“A person’s world is only as big as their heart.” ~Tanya A. Moore
I had a great boss. He was a creative spirit, just like me. He gave me total autonomy and creative license, and honestly, I did the best work of my career under his leadership.
I can remember coming to him with outlandish ideas—never-been-done-before ideas—and he would listen, and then we’d spend hours brainstorming on how to bring them to life. When we brought them to life, we always shared in their success.
We had a special relationship, and I felt like we could talk about anything.
And then all of a sudden we stopped talking.
The business climate changed dramatically. We were in the midst of a severe economic recession. Our industry was hit very hard. We had no time to talk.
The recession was a metaphor for all the relationships in my life. Lack, anxiety and shortfalls, disengagement.
There was no time for questions, no room for ideas. It was too painful to go deep. There was just enough time and energy to stay afloat on the surface.
I never even realized I closed off my heart. And then something awakened me to this reality.
I was on a business trip in the mountains of Utah during early summer.
My then estranged boss and I had a full day of meetings, and our two hosts invited us to take a ride on the chairlift before dinner. Somehow, our two hosts got pulled away to another meeting, so it was just the two of us—me and my boss—for the chairlift ride.

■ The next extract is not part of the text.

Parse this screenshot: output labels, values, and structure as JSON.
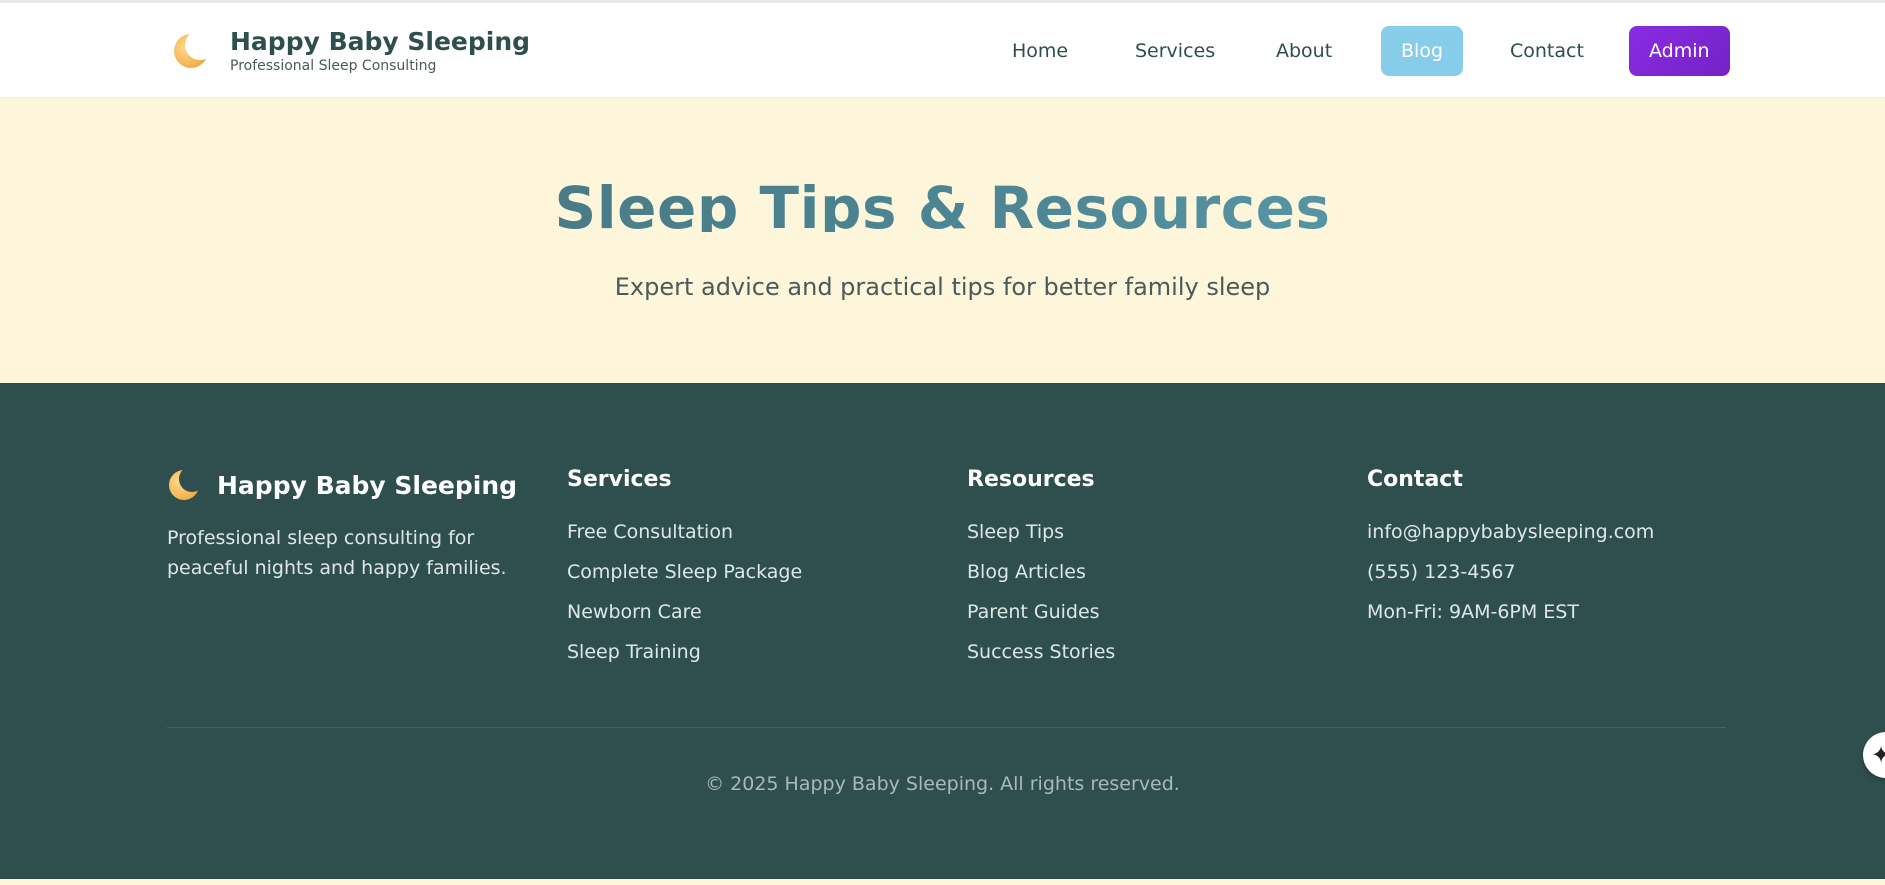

There we were, two people on a four-person lift sitting as far apart as possible, in total silence, looking out into the distance.
It was a beautiful evening, and there were many young couples snuggled in warm blankets, riding the chairlifts opposite us.
They began to heckle me. “Why don’t you sit closer. He won’t bite you!” “Why are you sitting so far apart?”
After about the fourth heckle, I angrily yelled at the young guy who was telling me to sit closer, “He’s my boss, okay. Leave me alone!”
After that outburst, my boss and I looked at each other, and we burst into laughter.
And then a magical thing happened. There, at 7,000 feet in the air, with our feet dangling, no emergency exit, only the snowcapped mountains and a nearby waterfall, we began to talk.
The conversation flowed about our kids, our dreams, our work, our passions—just about everything.
I felt a tremendous healing that night, as I reflected on how much I missed his friendship, and how easily I had closed off my heart.
The interesting thing was, I instantly became aware that I had closed off my heart in all my relationships.
When stress and hardship hit, it’s easier to avoid pain that way.
With our business colleagues, we don’t engage in conversation, we just do our jobs. With our children, we tell them they should just listen and stop resisting. With our significant others, we become too tired to make time for connection.
And the worst part is that we make decisions to avoid pain, or take the path of least resistance.
When we close our hearts, we forget that this one, single beautiful moment is all we truly have right now.
What would happen if tomorrow, we started to give our hearts at the office and at home?
Maybe our world would expand.
Photo by Lel4nd